# ASSIGNED TASK
Please repeat each line below exactly, with no images in the copy.

# Stored items from a collection
%%
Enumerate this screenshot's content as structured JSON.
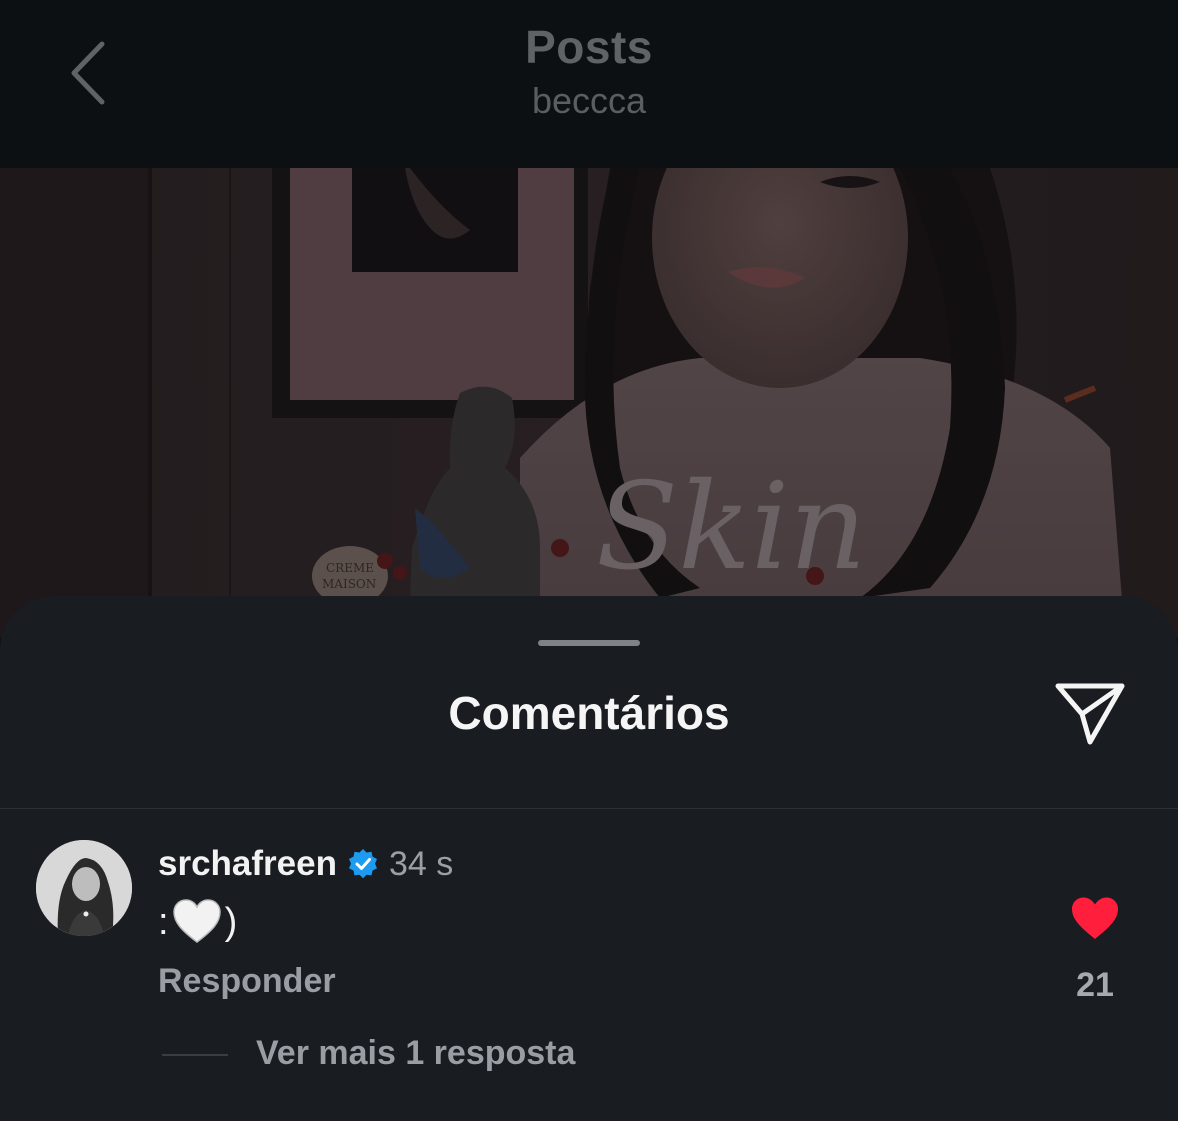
{
  "header": {
    "title": "Posts",
    "subtitle": "beccca",
    "back_icon": "chevron-left-icon"
  },
  "photo": {
    "description_icon": "post-photo",
    "sign_text_1": "CREME",
    "sign_text_2": "MAISON",
    "shirt_text": "Skin"
  },
  "sheet": {
    "title": "Comentários",
    "share_icon": "paper-plane-icon"
  },
  "comment": {
    "username": "srchafreen",
    "verified_icon": "verified-badge-icon",
    "time": "34 s",
    "text_prefix": ":",
    "text_suffix": ")",
    "emoji_icon": "white-heart-emoji",
    "reply_label": "Responder",
    "like_icon": "red-heart-icon",
    "like_count": "21",
    "more_replies_label": "Ver mais 1 resposta"
  },
  "colors": {
    "header_bg": "#0d1012",
    "sheet_bg": "#191c20",
    "like_red": "#ff1f3d",
    "verified_blue": "#1d9bf0"
  }
}
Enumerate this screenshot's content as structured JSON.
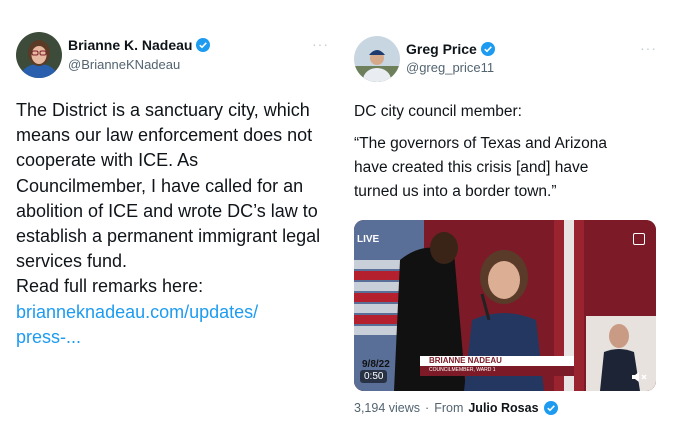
{
  "left_tweet": {
    "display_name": "Brianne K. Nadeau",
    "handle": "@BrianneKNadeau",
    "more_icon": "more-dots-icon",
    "body": "The District is a sanctuary city, which\nmeans our law enforcement does not\ncooperate with ICE. As\nCouncilmember, I have called for an\nabolition of ICE and wrote DC’s law to\nestablish a permanent immigrant legal\nservices fund.\nRead full remarks here:",
    "link": "brianneknadeau.com/updates/\npress-..."
  },
  "right_tweet": {
    "display_name": "Greg Price",
    "handle": "@greg_price11",
    "more_icon": "more-dots-icon",
    "intro": "DC city council member:",
    "quote": "“The governors of Texas and Arizona\nhave created this crisis [and] have\nturned us into a border town.”",
    "video": {
      "live_label": "LIVE",
      "date": "9/8/22",
      "lower_third_name": "BRIANNE NADEAU",
      "lower_third_title": "COUNCILMEMBER, WARD 1",
      "duration": "0:50"
    },
    "views": "3,194 views",
    "separator": "·",
    "from_label": "From",
    "from_name": "Julio Rosas"
  },
  "colors": {
    "verified_blue": "#1d9bf0",
    "link_blue": "#1d9bf0",
    "muted_text": "#536471",
    "video_red": "#8b1a26"
  }
}
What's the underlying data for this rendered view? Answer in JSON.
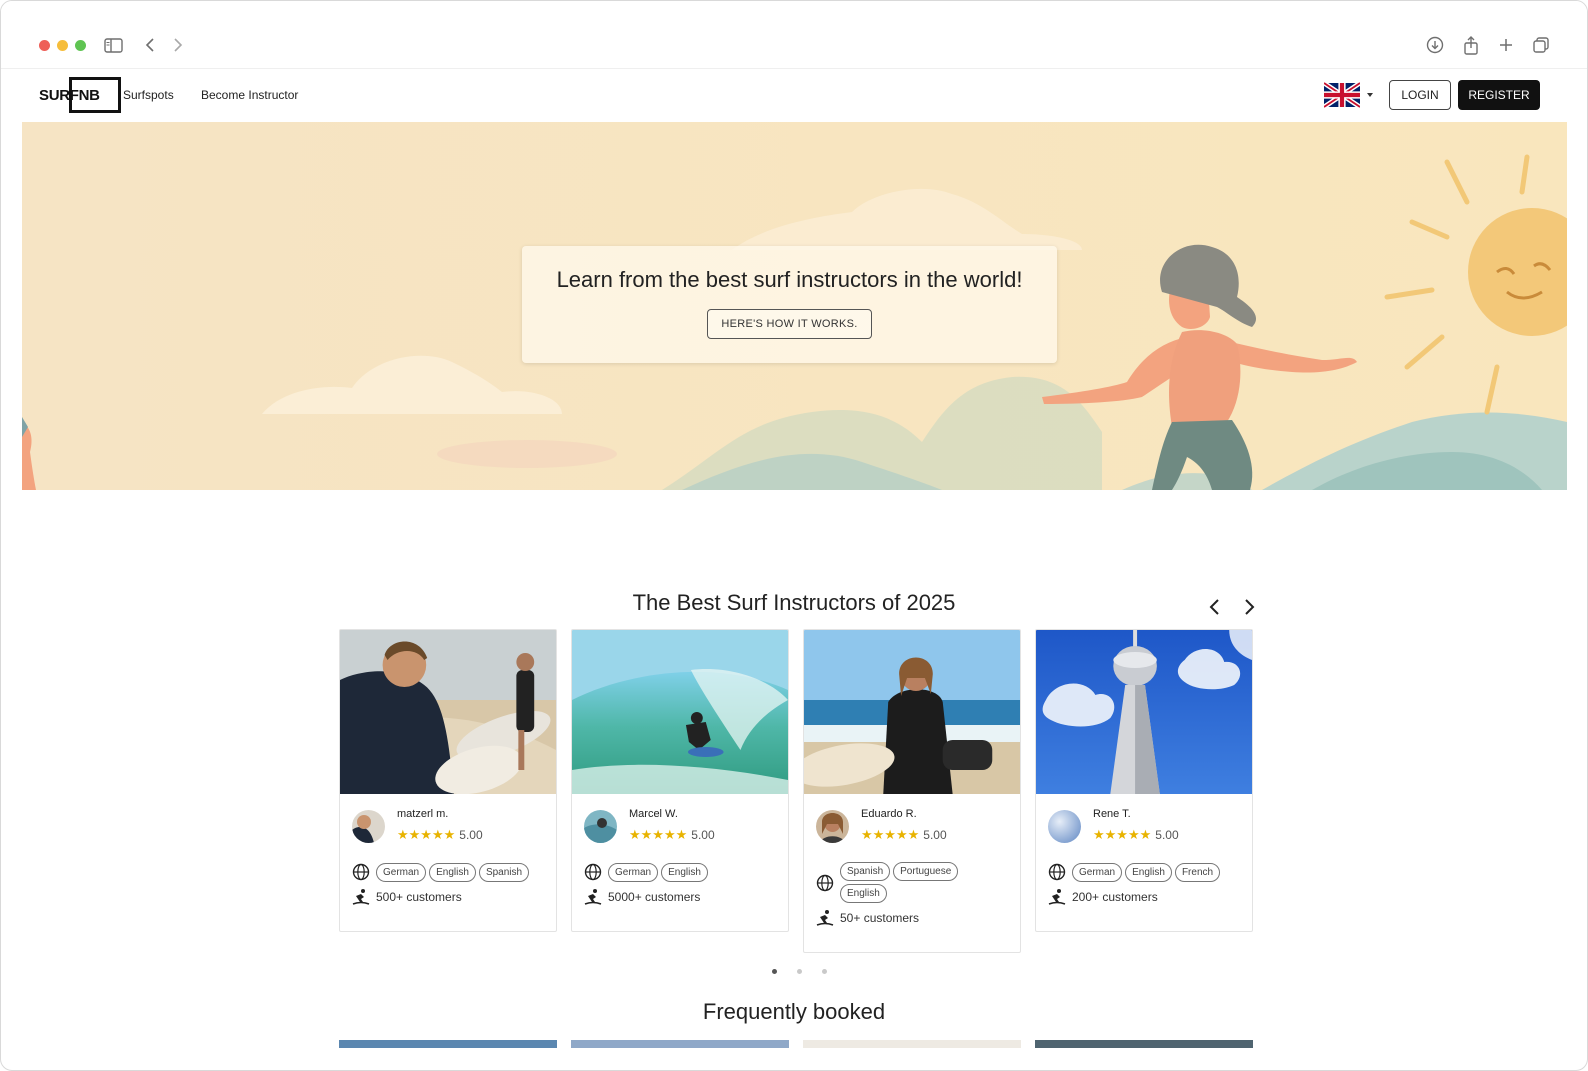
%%
# ANSWER
Enumerate this screenshot's content as structured JSON.
{
  "header": {
    "title": "Posts",
    "subtitle": "beccca",
    "back_icon": "chevron-left-icon"
  },
  "photo": {
    "description_icon": "post-photo",
    "sign_text_1": "CREME",
    "sign_text_2": "MAISON",
    "shirt_text": "Skin"
  },
  "sheet": {
    "title": "Comentários",
    "share_icon": "paper-plane-icon"
  },
  "comment": {
    "username": "srchafreen",
    "verified_icon": "verified-badge-icon",
    "time": "34 s",
    "text_prefix": ":",
    "text_suffix": ")",
    "emoji_icon": "white-heart-emoji",
    "reply_label": "Responder",
    "like_icon": "red-heart-icon",
    "like_count": "21",
    "more_replies_label": "Ver mais 1 resposta"
  },
  "colors": {
    "header_bg": "#0d1012",
    "sheet_bg": "#191c20",
    "like_red": "#ff1f3d",
    "verified_blue": "#1d9bf0"
  }
}
Enumerate this screenshot's content as structured JSON.
{
  "left_tweet": {
    "display_name": "Brianne K. Nadeau",
    "handle": "@BrianneKNadeau",
    "more_icon": "more-dots-icon",
    "body": "The District is a sanctuary city, which\nmeans our law enforcement does not\ncooperate with ICE. As\nCouncilmember, I have called for an\nabolition of ICE and wrote DC’s law to\nestablish a permanent immigrant legal\nservices fund.\nRead full remarks here:",
    "link": "brianneknadeau.com/updates/\npress-..."
  },
  "right_tweet": {
    "display_name": "Greg Price",
    "handle": "@greg_price11",
    "more_icon": "more-dots-icon",
    "intro": "DC city council member:",
    "quote": "“The governors of Texas and Arizona\nhave created this crisis [and] have\nturned us into a border town.”",
    "video": {
      "live_label": "LIVE",
      "date": "9/8/22",
      "lower_third_name": "BRIANNE NADEAU",
      "lower_third_title": "COUNCILMEMBER, WARD 1",
      "duration": "0:50"
    },
    "views": "3,194 views",
    "separator": "·",
    "from_label": "From",
    "from_name": "Julio Rosas"
  },
  "colors": {
    "verified_blue": "#1d9bf0",
    "link_blue": "#1d9bf0",
    "muted_text": "#536471",
    "video_red": "#8b1a26"
  }
}
What's the underlying data for this rendered view? Answer in JSON.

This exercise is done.